Rats rendered lightly vitamin K deficient with warfarin (0.01 mg/100 g, IP) and given the equivalent of 1000 units of vitamin E/kg IM for 7 days, showed a marked reduction in functional factor II activity, but normal factor II levels using Echis venom on coagulation analysis. In 12 humans receiving warfarin, vitamin E was administered in doses of 100 or 400 units/day orally for 4 wk. The results in these patients showed no significant change in the prothrombin time, factor II coagulant activity, or factor II antigen (by electroimmunoassay). However, by using a ratio of factor II coagulant activity to immunoreactive protein, significant reduction was observed when compared to pretreatment ratios. These data suggest that vitamin E acts at the step mediated by vitamin K and not in the synthesis of the factor II precursor. Although the administration of high doses of vitamin E in animals, and possibly humans, with vitamin K deficiency potentiates the vitamin K deficiency, this effect is not clinically obvious with 400 IU/day or less.
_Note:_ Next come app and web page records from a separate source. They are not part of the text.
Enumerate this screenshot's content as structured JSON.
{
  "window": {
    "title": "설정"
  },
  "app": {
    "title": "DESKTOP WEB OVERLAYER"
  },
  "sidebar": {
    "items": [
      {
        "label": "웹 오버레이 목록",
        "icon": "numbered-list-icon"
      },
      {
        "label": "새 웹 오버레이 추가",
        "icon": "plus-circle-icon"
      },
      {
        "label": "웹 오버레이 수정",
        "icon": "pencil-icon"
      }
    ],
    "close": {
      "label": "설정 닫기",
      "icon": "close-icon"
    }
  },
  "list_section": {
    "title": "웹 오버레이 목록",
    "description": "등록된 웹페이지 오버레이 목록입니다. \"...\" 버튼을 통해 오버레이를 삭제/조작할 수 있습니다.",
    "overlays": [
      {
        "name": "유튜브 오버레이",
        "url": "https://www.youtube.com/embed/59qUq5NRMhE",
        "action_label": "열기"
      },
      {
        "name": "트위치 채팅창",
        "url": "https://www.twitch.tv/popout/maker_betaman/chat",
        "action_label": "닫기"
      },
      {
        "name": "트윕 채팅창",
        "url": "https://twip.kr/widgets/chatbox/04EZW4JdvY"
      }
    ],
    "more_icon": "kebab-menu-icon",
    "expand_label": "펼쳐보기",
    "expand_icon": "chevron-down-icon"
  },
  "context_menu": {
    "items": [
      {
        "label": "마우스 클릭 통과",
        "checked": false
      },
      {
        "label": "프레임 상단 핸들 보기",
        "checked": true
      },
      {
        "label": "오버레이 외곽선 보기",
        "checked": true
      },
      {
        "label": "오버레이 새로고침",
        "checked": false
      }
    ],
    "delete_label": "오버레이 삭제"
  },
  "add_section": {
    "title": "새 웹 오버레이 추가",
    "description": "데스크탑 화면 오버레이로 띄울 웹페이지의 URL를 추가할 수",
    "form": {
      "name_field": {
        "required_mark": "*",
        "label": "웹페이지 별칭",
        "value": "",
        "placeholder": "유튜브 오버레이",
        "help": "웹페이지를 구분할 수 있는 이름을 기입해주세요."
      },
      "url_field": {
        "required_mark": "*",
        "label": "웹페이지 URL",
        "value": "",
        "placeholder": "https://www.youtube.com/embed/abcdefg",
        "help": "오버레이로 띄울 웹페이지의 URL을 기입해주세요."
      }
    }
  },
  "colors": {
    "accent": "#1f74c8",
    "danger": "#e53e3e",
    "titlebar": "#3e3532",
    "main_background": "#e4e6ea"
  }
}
In this study, we investigated whether vitamin E at concentrations achievable in blood after supplementation inhibits platelet function in humans. Gel-filtered platelets were incubated 30 minutes with scalar concentrations (50 to 250 mmol/L) of vitamin E and then stimulated with collagen. Compared with controls, vitamin E inhibited collagen-induced platelet aggregation and thromboxane A2 formation in a dose-dependent manner. Furthermore, vitamin E inhibited, in a dose-dependent manner, Ca2+ mobilization and formation of inositol 1,4,5-triphosphate. Because it was previously shown that hydrogen peroxide formation mediates arachidonic acid metabolism and phospholipase C activation in collagen-induced platelet activation, we investigated whether vitamin E was able to blunt hydrogen peroxide. In experiments performed in unstimulated platelets supplemented with hydrogen peroxide and in collagen-stimulated platelets, vitamin E was able to blunt hydrogen peroxide. In 6 healthy subjects given vitamin E for 2 weeks (600 mg/d), we found a significant decrease of collagen-induced H2O2 formation, platelet aggregation, and calcium mobilization. This study demonstrated in vitro and ex vivo that vitamin E inhibits collagen-induced platelet activation by blunting hydrogen peroxide formation.
A review of the literature concerning the safety of oral intake of vitamin E indicated that the toxicity of vitamin E is low. Vitamin E supplementation has resulted in inconsistent effects in serum lipid and lipoprotein levels. Animal studies showed that vitamin E is not mutagenic, carcinogenic, or teratogenic. In human studies with double- blind protocols and in large population studies, oral vitamin E supplementation resulted in few side effects even at doses as high as 3200 mg/d (3200 IU/d).
when you're on warfarin, it works so especially well that you need to keep your doctor in the loop. there are studies that say vitamin e doesn't really change anything, but they are talking about isolated and probably synthetic alpha tocopherol, not the e8 complex.